It’s been two years since Kyle Guy knew what it felt like to be in the midst of a losing streak. He’d prefer to avoid a reminder, but he and his Virginia teammates will have to try Monday night at North Carolina to elude a skid.
Less than 48 hours after the conclusion of Saturday night’s 81-71 loss at home to No. 2 Duke, U.Va. has the unenviable chore of having to play at North Carolina, which began Monday ranked No. 8 in the nation and is tied for first in the Atlantic Coast Conference with Duke. Dodging back-to-back losses for the first time since the 2016-17 season will be a tall order for U.Va. (20-2, 8-2) heading into Chapel Hill.
“I think we have experience with that kind of thing,” Guy said of the short preparation time for the Cavaliers, who came into Monday ranked No. 3 in the nation. “The quick turnaround is good for us to try to move on.”
U.Va., which lost four consecutive games in the ’16-17 season (including a 65-41 loss in its last trip to UNC), is coming off its most frustrating defensive effort in recent memory. Duke shot 58.7 percent from the floor — the best percentage against U.Va. since November 2010, when Washington shot 58 percent in the Huskies’ 106-63 win in Maui.
Duke made 13 of 21 shots from 3-point range. The only ACC player Saturday hotter from beyond the 3-point line than Duke’s RJ Barrett, who was 6 of 10 on 3s, was UNC freshman point guard Coby White.
Though UNC (19-4, 9-1) struggled at home to get past Miami 88-85 in overtime, White was unflappable from long range.
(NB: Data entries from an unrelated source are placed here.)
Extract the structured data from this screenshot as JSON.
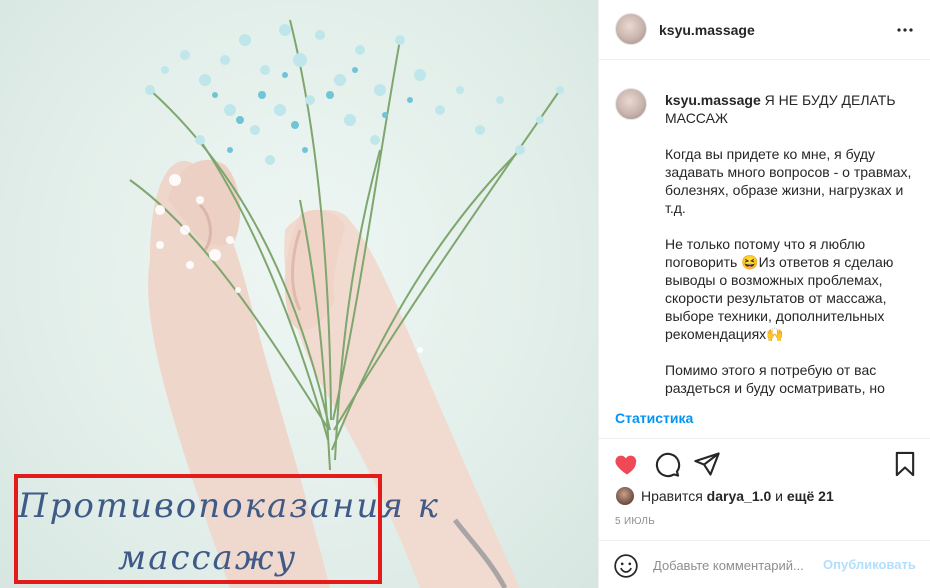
{
  "post": {
    "image": {
      "caption_line1": "Противопоказания  к",
      "caption_line2": "массажу",
      "caption_color": "#3f5a86",
      "frame_color": "#e31b1b"
    },
    "author": {
      "username": "ksyu.massage"
    },
    "comment": {
      "username": "ksyu.massage",
      "title": "Я НЕ БУДУ ДЕЛАТЬ МАССАЖ",
      "paragraph1": "Когда вы придете ко мне, я буду задавать много вопросов - о травмах, болезнях, образе жизни, нагрузках и т.д.",
      "paragraph2_a": "Не только потому что я люблю поговорить ",
      "paragraph2_emoji": "😆",
      "paragraph2_b": "Из ответов я сделаю выводы о возможных проблемах, скорости результатов от массажа, выборе техники, дополнительных рекомендациях",
      "paragraph2_emoji2": "🙌",
      "paragraph3": "Помимо этого я потребую от вас раздеться и буду осматривать, но"
    },
    "stats_link": "Статистика",
    "likes": {
      "prefix": "Нравится",
      "user": "darya_1.0",
      "connector": "и",
      "others": "ещё 21"
    },
    "date": "5 ИЮЛЬ",
    "add_comment": {
      "placeholder": "Добавьте комментарий...",
      "publish_label": "Опубликовать"
    },
    "colors": {
      "heart": "#ed4956",
      "link": "#0095f6",
      "publish_disabled": "#b2dffc"
    }
  }
}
He matched his career high with 33 points, featuring a 7-of-10 performance on 3-point attempts, to fuel UNC’s 13-of-26 shooting from long range.
While getting closer to resembling the sort of perimeter defense that entered the game against Duke surrendering just 24.7 percent shooting from 3-point range (best in the nation) will be critical against a UNC program that’s third in the ACC in 3-point shooting percentage (37.9), U.Va. also has other concerns to address.
U.Va. committed 14 turnovers against Duke, marking the third straight game in which the Cavaliers have turned the ball over at least that many times. Before the current three-game stretch, U.Va. had turned it over more than 13 times in a game only once this season (a season-high 16 in a win against Marshall).
Duke scored 17 fast-break points against U.Va., which couldn’t muster a single point in transition. That’s a particularly disturbing development given UNC’s penchant for running (fifth-fastest in the nation in terms of tempo, averaging 75.3 possessions per 40-minute game, according to statistician Ken Pomeroy).
“I think there’s some stuff that we’ll need to see that’ll be important in the Carolina game, and that’ll have to be fixed with the way they offensive-rebound and the way they can pressure and all those things,” said U.Va. coach Tony Bennett, whose team employs the slowest tempo in the nation (averaging 59.4 possessions per game).
Opposing philosophies present a something-must-give feel going into Monday night’s meeting. U.Va. paces the nation in scoring defense (54.1 points per game), while UNC is second-best in scoring offense (88.3 ppg) and leads the ACC in rebounding margin (plus-9.7), despite being shockingly outrebounded 39-26 by Miami (which is last in the ACC in rebounding margin).
Injuries may be taking a bit of a toll on U.Va. Guard Ty Jerome, who along with Guy led U.Va. in scoring with 16 points each against Duke, played against the Blue Devils despite having a sore back, but he indicated after the game the injury was bugging him.
U.Va. forward Mamadi Diakite collided face-to-face Saturday night with teammate De’Andre Hunter with 4:39 left in the first half, resulting in Diakite laying face-down and nearly motionless on the floor in front of Duke’s bench for about a minute before walking to the locker room. Diakite, who scored seven points before appearing to sustain a head injury, didn’t play again.
“They’ve got three guys on the perimeter that are as good as any three guys on the perimeter in the country,” UNC coach Roy Williams said. “They know their strengths, they play to their strengths, they stay away from their weaknesses and it’s a big time team.”
Norm Wood, 757-247-4642, firstname.lastname@example.org